Despite the cruelty and fear mongering we face, we’re still here. We’ve always been here. In countless cultures, trans-adjacent identity has existed, and in many cases, been erased by the impacts of colonialism, white supremacy, and religion. Transgender is a newer term, sure, but the spirit of those who lived across and between the gender lines thrives in each of us every day. We demonstrate a transcendence beyond the singular, embodying the divine feminine, masculine and androgyne, historically serving as transformational leaders, mirrors and outsiders, catalysts for change, keepers of the sacred and ceremony, caretakers, shamans, and warriors.

In fact, binary, sex-based gender essentialism, defined by strict roles of male and female is a relatively new phenomenon. That’s not what our detractors would have you believe. They argue that we’re somehow new and different, challenging some supposedly obvious dichotomy of sex and gender. However, it was white colonists encountering the plurality of gender in other cultures that created, or at least reinforced, the binary in the first place, and the subsequent preoccupation with, and association of gender to, external genitalia. Many historical records recount the curiosity white colonists demonstrated toward those we might consider trans, apparently fascinated by these “men dressed as women.” These records establish indirectly the first instances of the erasure of trans masculine identity, a harmful practice which continues to this day.
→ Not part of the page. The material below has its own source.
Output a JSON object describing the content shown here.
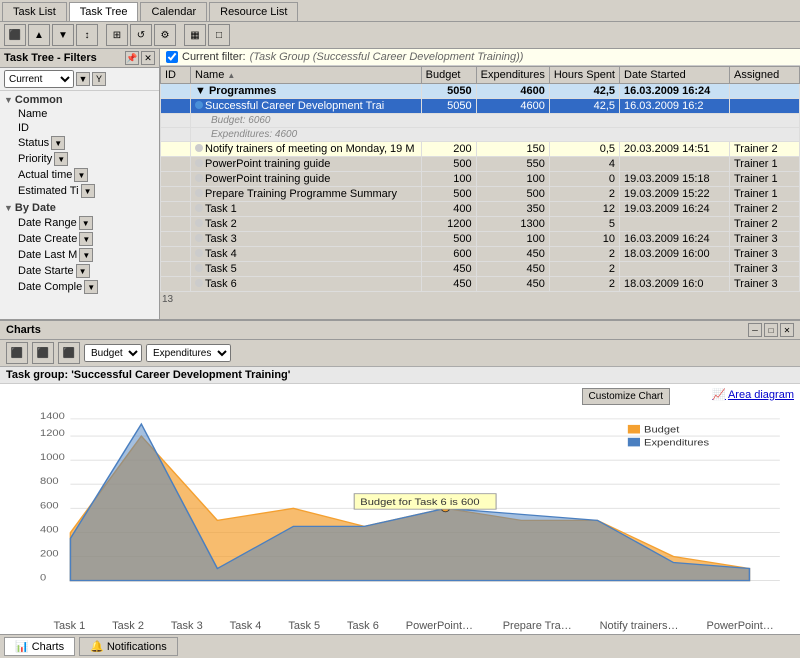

It is the denial of this history of oppression through strict categorization which leads to the violence, hate and murder against trans, non-binary, and gender non-conforming people. Some feel compelled and empowered to police us, to call us names, threaten us, demean us, exclude us, and even to expel us from the world. At one extreme, it is a mirror of their insecurities and self-hatred and at the other, the fear of repercussions for their feelings of desire toward us. There are many motivations, but the source remains clear: the manipulation and erasure of transgender history and the scapegoating of our identities continues to take our lives to this day.

And now, to be blunt, I must say that many of us, including some trans people like me, are not the ones facing the risks of violence to the same degree. The intersection of race, class, and gender create disproportionate violence against trans feminine people of color, in particular. Even well-meaning queer folk have excluded the needs of trans and/or people of color for the sake of the “greater good” since the beginning of the gay rights movement, whitewashing history and silencing the trans feminine women of color who essentially founded the movement.

I will say this clearly and unequivocally: we must vow to protect the most vulnerable among us, even when we feel vulnerable ourselves. We can no longer settle for the rights of the many at the expense of the few. It is incumbent on all of us to show that we understand the disproportionate risk of violence, the privileges each of us hold, and the power we have to make meaningful change. Remember that none of us are truly liberated until we are all liberated. Stand with your siblings, they need your support, now more than ever.

We have the strength of courage, love, resilience, and community with us today. All of you have shown that by showing up. For those of us who feel most at risk, knowing that allies and fellow trans people are here gives us hope. In these times of darkness, remember that there are people here in this community who love you, support you, and care deeply about your ability to live your life without fear of violence. It is unfortunate that we have so few opportunities to gather, and yet, here we are. Don’t forget to celebrate life, to experience the joy that self-determination allows, to revel in the light within. Channel the anger, the fear, the frustration, or whatever emotion you might be feeling, as fuel to make positive change. It is time we rightfully re-assert our place as leaders, caretakers, and catalysts for change. Because through our experiences, we see the plurality and beauty of the human experience, the joy of self-expression, and the empowerment of standing strong in the face of violence. We can help form a world where someday we won’t need to come together to mourn, instead only to celebrate.

Thank you for making our community safer for all.